Task objective. Every line below that holds the string "text" should be copied.

[[ Data supplied open ]]

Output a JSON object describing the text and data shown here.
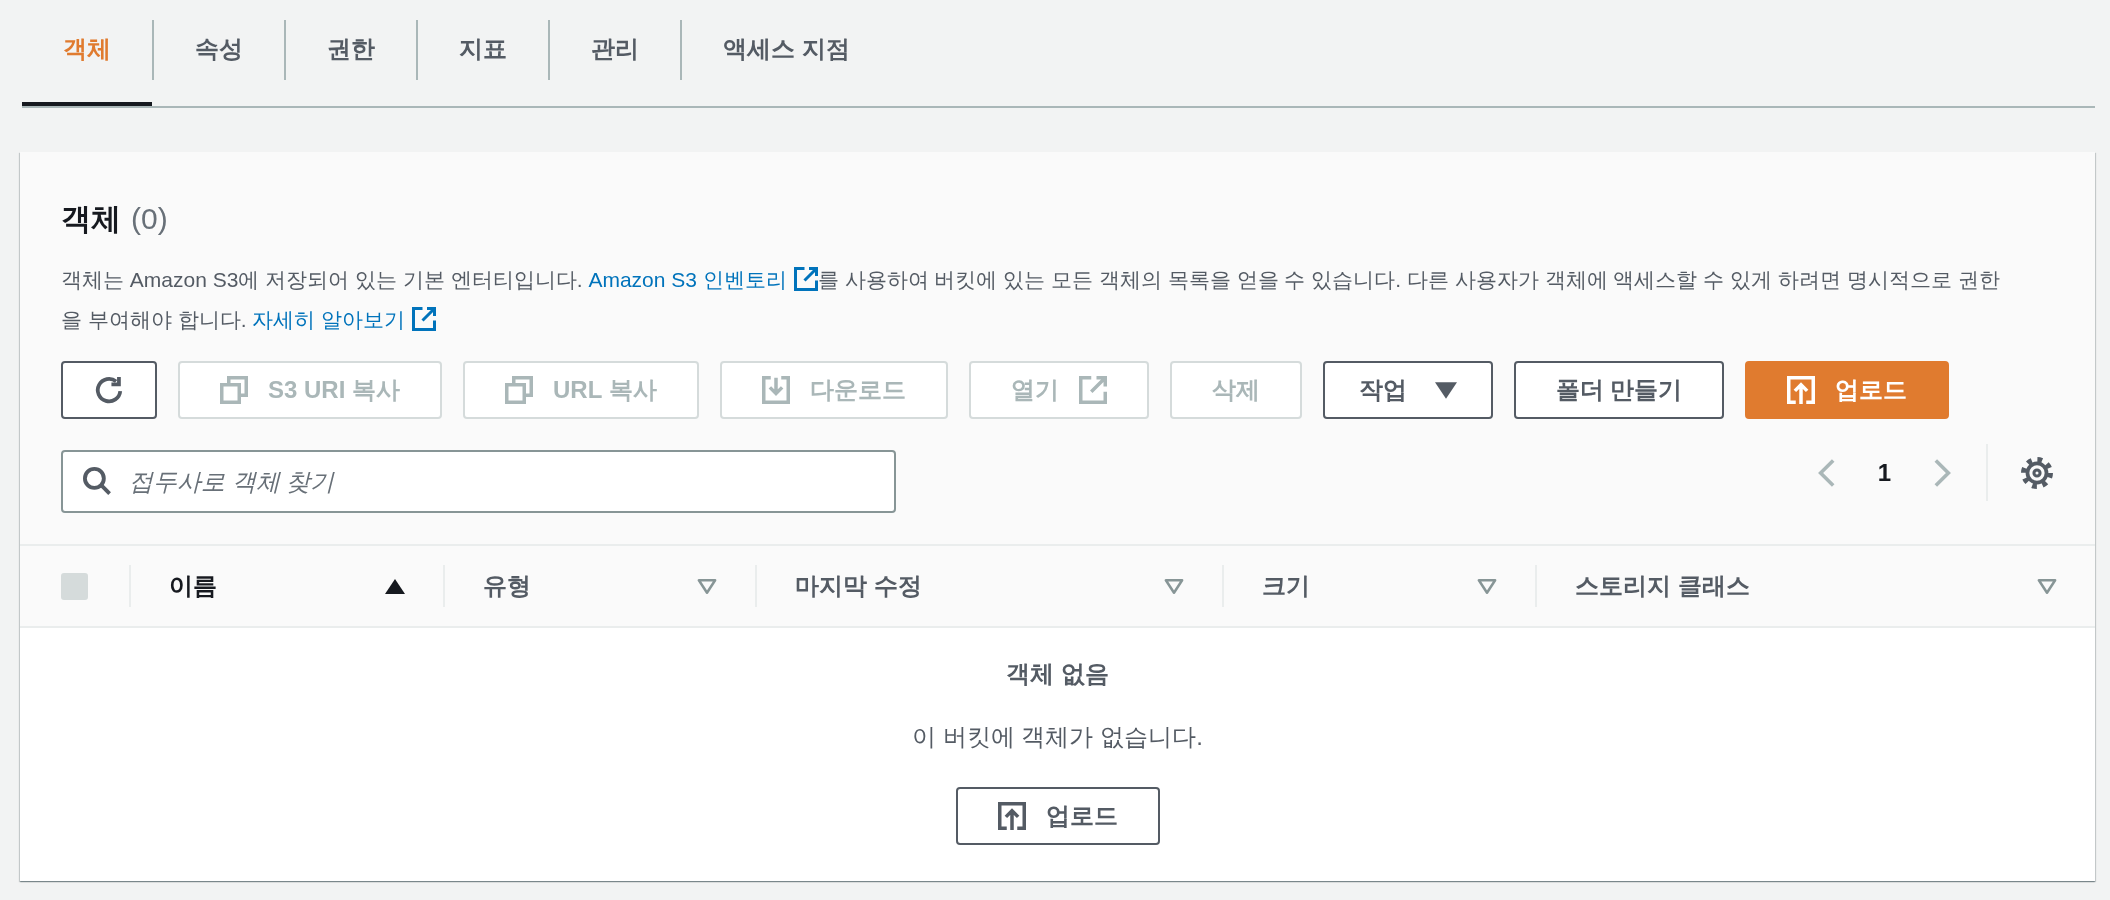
{
  "tabs": [
    {
      "label": "객체",
      "selected": true
    },
    {
      "label": "속성",
      "selected": false
    },
    {
      "label": "권한",
      "selected": false
    },
    {
      "label": "지표",
      "selected": false
    },
    {
      "label": "관리",
      "selected": false
    },
    {
      "label": "액세스 지점",
      "selected": false
    }
  ],
  "panel": {
    "title": "객체",
    "count": "(0)",
    "description": [
      {
        "kind": "text",
        "text": "객체는 Amazon S3에 저장되어 있는 기본 엔터티입니다. "
      },
      {
        "kind": "link",
        "text": "Amazon S3 인벤토리"
      },
      {
        "kind": "text",
        "text": "를 사용하여 버킷에 있는 모든 객체의 목록을 얻을 수 있습니다. 다른 사용자가 객체에 액세스할 수 있게 하려면 명시적으로 권한을 부여해야 합니다. "
      },
      {
        "kind": "link",
        "text": "자세히 알아보기"
      }
    ],
    "actions": [
      {
        "kind": "refresh",
        "disabled": false,
        "primary": false
      },
      {
        "kind": "copy",
        "label": "S3 URI 복사",
        "disabled": true,
        "primary": false
      },
      {
        "kind": "copy",
        "label": "URL 복사",
        "disabled": true,
        "primary": false
      },
      {
        "kind": "download",
        "label": "다운로드",
        "disabled": true,
        "primary": false
      },
      {
        "kind": "open",
        "label": "열기",
        "disabled": true,
        "primary": false
      },
      {
        "kind": "delete",
        "label": "삭제",
        "disabled": true,
        "primary": false
      },
      {
        "kind": "actions",
        "label": "작업",
        "disabled": false,
        "primary": false
      },
      {
        "kind": "create",
        "label": "폴더 만들기",
        "disabled": false,
        "primary": false
      },
      {
        "kind": "upload",
        "label": "업로드",
        "disabled": false,
        "primary": true
      }
    ],
    "search": {
      "placeholder": "접두사로 객체 찾기"
    },
    "pagination": {
      "previous_disabled": true,
      "pages": [
        {
          "label": "1",
          "selected": true
        }
      ],
      "next_disabled": true
    },
    "table": {
      "select_all": {
        "checked": false,
        "disabled": true
      },
      "columns": [
        {
          "label": "이름",
          "sorted": true,
          "descending": false
        },
        {
          "label": "유형",
          "sorted": false
        },
        {
          "label": "마지막 수정",
          "sorted": false
        },
        {
          "label": "크기",
          "sorted": false
        },
        {
          "label": "스토리지 클래스",
          "sorted": false
        }
      ],
      "empty_state": {
        "title": "객체 없음",
        "message": "이 버킷에 객체가 없습니다.",
        "button": {
          "kind": "upload",
          "label": "업로드",
          "disabled": false,
          "primary": false
        }
      }
    }
  }
}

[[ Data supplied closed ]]

Answer box.
Output a JSON object describing the text and data shown here.
        "kind": "text",
        "text": "객체는 Amazon S3에 저장되어 있는 기본 엔터티입니다. "
        "text": "Amazon S3 인벤토리"
        "kind": "text",
        "text": "를 사용하여 버킷에 있는 모든 객체의 목록을 얻을 수 있습니다. 다른 사용자가 객체에 액세스할 수 있게 하려면 명시적으로 권한을 부여해야 합니다. "
        "text": "자세히 알아보기"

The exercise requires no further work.